- _EXTRACTED MATERIAL_:
┄┄┄┄┄┄┄┄┄┄┄┄┄┄┄┄┄┄┄┄

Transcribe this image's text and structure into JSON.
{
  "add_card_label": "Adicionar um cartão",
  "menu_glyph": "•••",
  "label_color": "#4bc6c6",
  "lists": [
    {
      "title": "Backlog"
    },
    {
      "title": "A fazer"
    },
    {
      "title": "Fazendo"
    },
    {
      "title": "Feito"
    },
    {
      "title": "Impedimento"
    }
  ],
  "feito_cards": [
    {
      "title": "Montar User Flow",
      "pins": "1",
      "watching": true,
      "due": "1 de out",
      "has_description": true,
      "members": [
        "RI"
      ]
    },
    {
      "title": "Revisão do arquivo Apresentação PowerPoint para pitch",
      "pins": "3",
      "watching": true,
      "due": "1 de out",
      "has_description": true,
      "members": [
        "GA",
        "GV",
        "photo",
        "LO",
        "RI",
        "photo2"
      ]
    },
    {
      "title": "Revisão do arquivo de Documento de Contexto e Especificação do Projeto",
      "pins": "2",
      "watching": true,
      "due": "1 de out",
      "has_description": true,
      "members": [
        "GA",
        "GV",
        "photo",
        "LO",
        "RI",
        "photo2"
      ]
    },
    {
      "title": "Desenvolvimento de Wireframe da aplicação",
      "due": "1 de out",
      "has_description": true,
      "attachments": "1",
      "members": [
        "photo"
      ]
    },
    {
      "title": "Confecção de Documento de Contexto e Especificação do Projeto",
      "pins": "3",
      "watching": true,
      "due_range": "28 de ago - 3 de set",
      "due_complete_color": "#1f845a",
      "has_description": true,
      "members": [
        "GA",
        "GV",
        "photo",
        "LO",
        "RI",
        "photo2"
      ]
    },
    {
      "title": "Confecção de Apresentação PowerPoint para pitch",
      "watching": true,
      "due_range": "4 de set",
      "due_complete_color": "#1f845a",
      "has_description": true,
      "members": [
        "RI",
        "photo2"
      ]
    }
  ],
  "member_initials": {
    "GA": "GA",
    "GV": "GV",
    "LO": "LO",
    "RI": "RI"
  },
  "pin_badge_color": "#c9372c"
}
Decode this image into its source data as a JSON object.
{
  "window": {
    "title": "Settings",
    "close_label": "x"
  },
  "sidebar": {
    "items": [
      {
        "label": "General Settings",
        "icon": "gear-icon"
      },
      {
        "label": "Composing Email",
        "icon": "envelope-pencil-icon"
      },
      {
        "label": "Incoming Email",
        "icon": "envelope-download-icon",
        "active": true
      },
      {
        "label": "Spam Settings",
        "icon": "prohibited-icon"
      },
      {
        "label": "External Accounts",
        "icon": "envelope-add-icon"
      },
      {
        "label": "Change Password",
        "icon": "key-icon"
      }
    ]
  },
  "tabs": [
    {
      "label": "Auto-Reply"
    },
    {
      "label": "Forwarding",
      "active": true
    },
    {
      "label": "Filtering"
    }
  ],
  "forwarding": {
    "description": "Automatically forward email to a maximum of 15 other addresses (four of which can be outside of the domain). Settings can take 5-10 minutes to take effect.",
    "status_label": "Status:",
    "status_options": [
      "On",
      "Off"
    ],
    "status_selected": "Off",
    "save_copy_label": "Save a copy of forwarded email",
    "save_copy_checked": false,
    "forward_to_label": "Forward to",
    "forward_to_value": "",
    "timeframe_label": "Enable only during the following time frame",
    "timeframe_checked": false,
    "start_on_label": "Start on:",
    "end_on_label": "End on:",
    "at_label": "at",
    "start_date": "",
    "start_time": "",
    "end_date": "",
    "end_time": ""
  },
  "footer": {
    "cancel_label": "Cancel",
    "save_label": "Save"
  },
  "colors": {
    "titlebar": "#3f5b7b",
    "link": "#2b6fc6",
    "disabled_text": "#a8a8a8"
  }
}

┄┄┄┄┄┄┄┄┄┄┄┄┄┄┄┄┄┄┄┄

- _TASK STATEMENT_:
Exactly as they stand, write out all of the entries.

- _THE COMPLETED TASK_:
Transcribe this image's text and structure into JSON.
{
  "add_card_label": "Adicionar um cartão",
  "menu_glyph": "•••",
  "label_color": "#4bc6c6",
  "lists": [
    {
      "title": "Backlog"
    },
    {
      "title": "A fazer"
    },
    {
      "title": "Fazendo"
    },
    {
      "title": "Feito"
    },
    {
      "title": "Impedimento"
    }
  ],
  "feito_cards": [
    {
      "title": "Montar User Flow",
      "pins": "1",
      "watching": true,
      "due": "1 de out",
      "has_description": true,
      "members": [
        "RI"
      ]
    },
    {
      "title": "Revisão do arquivo Apresentação PowerPoint para pitch",
      "pins": "3",
      "watching": true,
      "due": "1 de out",
      "has_description": true,
      "members": [
        "GA",
        "GV",
        "photo",
        "LO",
        "RI",
        "photo2"
      ]
    },
    {
      "title": "Revisão do arquivo de Documento de Contexto e Especificação do Projeto",
      "pins": "2",
      "watching": true,
      "due": "1 de out",
      "has_description": true,
      "members": [
        "GA",
        "GV",
        "photo",
        "LO",
        "RI",
        "photo2"
      ]
    },
    {
      "title": "Desenvolvimento de Wireframe da aplicação",
      "due": "1 de out",
      "has_description": true,
      "attachments": "1",
      "members": [
        "photo"
      ]
    },
    {
      "title": "Confecção de Documento de Contexto e Especificação do Projeto",
      "pins": "3",
      "watching": true,
      "due_range": "28 de ago - 3 de set",
      "due_complete_color": "#1f845a",
      "has_description": true,
      "members": [
        "GA",
        "GV",
        "photo",
        "LO",
        "RI",
        "photo2"
      ]
    },
    {
      "title": "Confecção de Apresentação PowerPoint para pitch",
      "watching": true,
      "due_range": "4 de set",
      "due_complete_color": "#1f845a",
      "has_description": true,
      "members": [
        "RI",
        "photo2"
      ]
    }
  ],
  "member_initials": {
    "GA": "GA",
    "GV": "GV",
    "LO": "LO",
    "RI": "RI"
  },
  "pin_badge_color": "#c9372c"
}
Decode this image into its source data as a JSON object.
{
  "window": {
    "title": "Settings",
    "close_label": "x"
  },
  "sidebar": {
    "items": [
      {
        "label": "General Settings",
        "icon": "gear-icon"
      },
      {
        "label": "Composing Email",
        "icon": "envelope-pencil-icon"
      },
      {
        "label": "Incoming Email",
        "icon": "envelope-download-icon",
        "active": true
      },
      {
        "label": "Spam Settings",
        "icon": "prohibited-icon"
      },
      {
        "label": "External Accounts",
        "icon": "envelope-add-icon"
      },
      {
        "label": "Change Password",
        "icon": "key-icon"
      }
    ]
  },
  "tabs": [
    {
      "label": "Auto-Reply"
    },
    {
      "label": "Forwarding",
      "active": true
    },
    {
      "label": "Filtering"
    }
  ],
  "forwarding": {
    "description": "Automatically forward email to a maximum of 15 other addresses (four of which can be outside of the domain). Settings can take 5-10 minutes to take effect.",
    "status_label": "Status:",
    "status_options": [
      "On",
      "Off"
    ],
    "status_selected": "Off",
    "save_copy_label": "Save a copy of forwarded email",
    "save_copy_checked": false,
    "forward_to_label": "Forward to",
    "forward_to_value": "",
    "timeframe_label": "Enable only during the following time frame",
    "timeframe_checked": false,
    "start_on_label": "Start on:",
    "end_on_label": "End on:",
    "at_label": "at",
    "start_date": "",
    "start_time": "",
    "end_date": "",
    "end_time": ""
  },
  "footer": {
    "cancel_label": "Cancel",
    "save_label": "Save"
  },
  "colors": {
    "titlebar": "#3f5b7b",
    "link": "#2b6fc6",
    "disabled_text": "#a8a8a8"
  }
}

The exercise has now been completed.